Luxury and the “influencers”

At first it seemed democratic that many posed with objects forbidden to the majority. Until the luxury went from observer to actor: those who claimed to be followed by many eager to consume moved from Instagram to sit in the front rows of the parades. The most retailer industry in the world, clouded by the amount of “likes” rather than the quality of the photo or the type of follower, began to give or lend looks to anyone who had many faithful and exposed all day.

A specialist in marketing in New York tells that his clients, luxury brands, are questioning quality vs. number of followers and ensures that:

“Luxury seeks to return to its former attitude of discretion and privacy because it is difficult to sustain its prices with such exposure.”

The product has begun to become popular and its value declines. A few years ago, says a publisher of Condé Nast, including a luxury article in a magazine had one condition:

“You can only mix with products of your level but the influencers arrived and they put you in polar pajamas, cheap shirts, ice cream and supermarket creams.”

A little history.

A visit to the Balenciaga Museum in Getaria has led me to reflect: how have we changed so much?

In her archives we see the order orders of her clients who, in private fashion shows, marked the chosen models and that the Balenciaga House made in its size, fabric and color of preference. They paid a price for being unique and exclusivity was the pillar of luxury. The rest of the world, who could not afford it, copied movie stars or magazine models. Some magazines, such as Burda, came with included pattern making so that the public could copy haute couture. (The publication was founded in 1949 by Aenne Burda, a visionary who made a family business a service for seamstresses published in 16 languages).

At the end of the 40, after the second world war with the massive arrival of ships with immigrants from Europe to America.

Singer sewing machines crammed their holds. Whole families moved from the old continent, devastated by the war, they needed a new beginning because the war left them without opportunities and with children to feed. Many women and some men had the job of sewing since they were children, even without speaking the language of the country they came to sew, they would feed them and that reason so distant and not so much made the whole world copy and copy styles, hairstyles, makeup and shorten or lengthen the skirt according to the masters of fashion from Paris disposed. They sewed without rest and copied everything with a perfection of high fashion.

Today, you just have to walk around clothing stores to see the results.

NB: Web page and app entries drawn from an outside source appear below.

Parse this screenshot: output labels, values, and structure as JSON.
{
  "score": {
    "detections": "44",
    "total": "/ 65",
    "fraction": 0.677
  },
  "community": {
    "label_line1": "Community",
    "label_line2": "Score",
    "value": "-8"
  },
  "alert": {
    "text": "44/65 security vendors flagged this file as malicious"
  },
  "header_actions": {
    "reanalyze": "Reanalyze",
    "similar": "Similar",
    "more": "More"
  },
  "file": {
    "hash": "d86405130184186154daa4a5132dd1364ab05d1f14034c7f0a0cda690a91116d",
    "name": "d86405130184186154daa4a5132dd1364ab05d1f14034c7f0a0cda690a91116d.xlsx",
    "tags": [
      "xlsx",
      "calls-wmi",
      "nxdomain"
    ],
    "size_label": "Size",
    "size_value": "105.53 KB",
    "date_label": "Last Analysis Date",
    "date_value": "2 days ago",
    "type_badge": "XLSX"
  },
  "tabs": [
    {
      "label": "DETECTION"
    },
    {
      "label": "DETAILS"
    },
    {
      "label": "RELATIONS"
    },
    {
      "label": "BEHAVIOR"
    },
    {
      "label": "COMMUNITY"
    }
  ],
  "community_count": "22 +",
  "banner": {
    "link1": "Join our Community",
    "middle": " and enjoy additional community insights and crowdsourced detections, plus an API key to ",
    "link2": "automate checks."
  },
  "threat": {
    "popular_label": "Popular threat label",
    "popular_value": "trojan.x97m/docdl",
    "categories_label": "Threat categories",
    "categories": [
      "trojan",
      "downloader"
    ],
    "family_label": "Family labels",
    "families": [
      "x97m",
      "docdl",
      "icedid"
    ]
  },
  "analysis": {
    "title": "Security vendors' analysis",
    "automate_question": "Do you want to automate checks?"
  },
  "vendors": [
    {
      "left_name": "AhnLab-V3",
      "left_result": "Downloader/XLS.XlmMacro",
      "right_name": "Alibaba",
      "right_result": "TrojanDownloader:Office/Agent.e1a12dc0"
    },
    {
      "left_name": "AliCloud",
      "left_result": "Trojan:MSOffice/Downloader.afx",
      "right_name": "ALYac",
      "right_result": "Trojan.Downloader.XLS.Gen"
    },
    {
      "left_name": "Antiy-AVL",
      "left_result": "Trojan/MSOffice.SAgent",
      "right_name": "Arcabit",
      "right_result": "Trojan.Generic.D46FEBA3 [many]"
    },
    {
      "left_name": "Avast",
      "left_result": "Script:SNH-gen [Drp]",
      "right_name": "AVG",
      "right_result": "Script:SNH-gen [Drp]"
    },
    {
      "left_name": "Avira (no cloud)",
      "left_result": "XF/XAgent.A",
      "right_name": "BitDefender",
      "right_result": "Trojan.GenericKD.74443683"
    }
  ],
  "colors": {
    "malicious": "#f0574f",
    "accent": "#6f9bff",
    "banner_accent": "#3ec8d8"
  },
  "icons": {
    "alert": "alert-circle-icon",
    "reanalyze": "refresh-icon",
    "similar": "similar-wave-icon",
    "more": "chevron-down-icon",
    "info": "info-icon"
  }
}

Who copied, did they do something wrong? No. Was it illegal? Of course not. It was understood that luxury was to inspire. Until very recently fashion magazines fulfilled the role that influencers now assume: they were aspirational for some and caprices for others who traveled and bought originals.

When the brands detected the systematic copy of their collections – before they reached the sale – they prohibited the magazines from publishing their designs mixed with low-cost brands.

“It was understandable. They create, investigate, invest millions. They spend fortunes in promoting their garments, in opening stores and showrooms, “says an editor of Condé Nast:” And they would not stand to mix with copies of their pieces. “

But luxury has reversed the strategy and today follows the steps of the low-cost sector in the infinite world of social networking opportunities.

The low-cost is today the same necessary element that were the post-war seamstresses, who copied the patterns of haute couture. And your customers are not customers that lose big brands. Those who do consume luxury will continue to buy the original bag. From the consumer who can pay and value the design and quality to whoever saves to get to the product, they look for the original. Not twenty similar.

Paying five thousand euros for a bag that all carry in imitation version does not help. The consumer begins to ask himself the value of what he pays. Exclusively, little remains. It is inevitable to feel that the luxury industry has been wrong to load indispensable tools to justify their prices: mystery and discretion.

The luxury brands were also approaching low-cost brands, such as H & M and their collaborations with Balmain, Cavalli, Lanvin, and Versace. The expansion of luxury led to opening stores in unexpected places, with the need to reach new buyers and, consequently, more visibility. There was no other way out of the bubble. Networks fulfill their function: thanks to them, today everyone knows what the Boy, Neverfull, Lady, etc.

But here, precisely, there is the problem because it produces very large quantities: it puts the artisan in doubt. What was handmade by artisans justified the price. But it begins to end: as it has become impossible to produce for so many stores from their own workshops, they have begun to outsource to suppliers that also produce counterfeits. This volatile increase in product and sales has unwittingly contributed to the insolent growth of desire for copies.
A short-term vision

Using very badly the resource of the desire that belonged to them by tradition, the luxury brands have gained an untrustworthy public, the “new rich”. In return, they run the risk of losing the customer who made them unique, the customer who has paid twenty thousand euros per year for parts that have a much lower manufacturing cost.

The positive thing is that the few creators that are left to measure have begun to recover clients who do not let themselves be seduced by the new luxury. The negative thing is that counterfeiters are growing and perfecting themselves (according to the latest data, their profits surpass those of drug trafficking).

Traditional customers do not like to pay premium prices to standardize with mass consumers. For them, luxury must return to a strategy of discretion that justifies the price of exclusivity. Time will tell.